Aashish Mohan Gupta v. Hind Inn and Hotels Ltd. & Anr.

Aashish Mohan Gupta v. Hind Inn and Hotels Ltd. & Anr.
06 November 2020

Aashish Mohan Gupta v. Hind Inn and Hotels Ltd. & Anr.

The Operational Creditorwas awarded work on 19th November 2011 by the Corporate Debtor for civil work of construction. The Corporate Debtor, in terms of Work Order, five percent of the amount of every Running Bill was retained as Retention Money which was to be released after completion of Defects Liability Period of one year from the date of award of Completion Certificate and issue of Defect Liability Certificate to be issued by the Corporate Debtor to the Operational Creditor. The claim of the Operational Creditor herein is that the Corporate Debtor retained the Retention Money and had not paid the same even after the Defects Liability Period i.e., a one-year period commenced from 31st March 2014 till 1st April 2015. Failure to pay the said amount, Operational Creditor issued a Demand Notice dated 1st March 2018 to the Corporate Debtor demanding Rs. 24,75,085/- along with eighteen percent interest per annum. The stand of the Operational Creditor is that the Corporate Debtor has not raised any dispute in the reply.

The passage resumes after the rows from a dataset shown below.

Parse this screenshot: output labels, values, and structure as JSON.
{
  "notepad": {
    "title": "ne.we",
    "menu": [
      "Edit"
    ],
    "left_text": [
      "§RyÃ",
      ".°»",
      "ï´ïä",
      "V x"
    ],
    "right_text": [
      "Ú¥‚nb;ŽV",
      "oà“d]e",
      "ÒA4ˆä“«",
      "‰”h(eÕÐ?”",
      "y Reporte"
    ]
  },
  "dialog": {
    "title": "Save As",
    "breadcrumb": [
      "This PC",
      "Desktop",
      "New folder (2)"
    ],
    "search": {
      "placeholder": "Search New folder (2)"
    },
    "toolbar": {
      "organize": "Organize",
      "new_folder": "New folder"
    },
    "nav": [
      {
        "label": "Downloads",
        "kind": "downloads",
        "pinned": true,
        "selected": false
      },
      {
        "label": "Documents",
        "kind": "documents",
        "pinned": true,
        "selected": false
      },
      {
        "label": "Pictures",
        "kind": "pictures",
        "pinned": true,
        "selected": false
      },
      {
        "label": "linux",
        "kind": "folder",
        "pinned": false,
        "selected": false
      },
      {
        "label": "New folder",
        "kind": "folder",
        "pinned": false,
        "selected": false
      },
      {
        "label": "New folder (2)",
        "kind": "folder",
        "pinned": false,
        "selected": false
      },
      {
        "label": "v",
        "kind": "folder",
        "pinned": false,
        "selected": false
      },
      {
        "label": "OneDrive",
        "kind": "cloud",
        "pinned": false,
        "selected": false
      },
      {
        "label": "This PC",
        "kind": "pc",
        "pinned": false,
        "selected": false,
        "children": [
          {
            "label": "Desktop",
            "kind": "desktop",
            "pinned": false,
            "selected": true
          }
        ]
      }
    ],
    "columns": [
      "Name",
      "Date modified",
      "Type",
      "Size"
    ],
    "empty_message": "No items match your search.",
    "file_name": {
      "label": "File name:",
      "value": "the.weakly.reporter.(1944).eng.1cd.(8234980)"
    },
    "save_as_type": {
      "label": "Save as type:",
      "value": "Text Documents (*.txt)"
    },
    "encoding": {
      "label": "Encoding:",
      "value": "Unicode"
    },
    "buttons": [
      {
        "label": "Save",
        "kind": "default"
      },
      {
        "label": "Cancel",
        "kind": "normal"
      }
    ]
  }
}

The Corporate Debtor took a stand that the Demand Notice and bill is barred by principles of delay and latches and stated that the claim is stale beyond limitation as per the Limitation Act. Failure in paying the amounts, even after issuance of Demand Notice, the Operational Creditor filed Application before the Adjudicating Authority claiming a sum of Rs. 24,74,085/-. In Part-4, it is stated that the right to recover Retention Money first accrued to the Operational Creditor on 1st April.2015. The Adjudicating Authority has considered all aspects in the Application admitted the Application and initiated CORPORATE INSOLVENCY RESOLUTION PROCESS (CIRP) including the declaration of Moratorium.

Issues

The issues in the present case are the following as under :

  1. That the Retention Money does not fall within the definition of Operational Debt as defined in Section 5(21) of Insolvency and Bankruptcy Code, 2016 (IBC)
  2. The Operational Creditor does not fall within the definition of Operation Creditor as defined in Section 5(2) of Insolvency and Bankruptcy Code, 2016 (IBC).
  3. The default accrued on 1st April 2013 whereas the Application was filed before the Adjudicating Authority i.e., beyond three years and hence the claim is time-barred.
Judgment

National Company Law Appellate Tribunal (NCLAT) held The Operational Creditor had awarded the work and the retention money cannot be treated as separate money. The retention money is a part of the main bill which was retained by the Corporate Debtor in accordance with the terms of the Work Order and the same shall be released after completion of the work and issuance of the Completion Certificate. Further, the Defect Liability Period completed on 1st April 2015, and thereafter the Operational Creditor had requested the Corporate Debtor to release money. We are of the view that it is not barred by limitation. Learned Adjudicating Authority rightly observed and held that the debt fell due from 27th July 2015 when the mail was sent by Ginjar Hotel of the Corporate Debtor stating that the Operational Creditor had attended to all the concerns and rectified the same.

The other submission of the learned Counsel for the Appellant that debt does not fall within the definition of Section 5(21) of Insolvency and Bankruptcy Code, 2016 (IBC)IBC is concerned, the Operational Creditor had rendered services and there is no dispute regarding the said services and we cannot accept that the said claims will not fall under the definition of Operational Debt. For the Beneficial reference Section 5(21) of Insolvency and Bankruptcy Code, 2016 (IBC) is reproduced. We are of the view that the Corporate Debtor is due and payable retention money which is part of the main Bill thereby the Operational Creditor is well within the definition of Section 5(20) Insolvency and Bankruptcy Code, 2016 (IBC).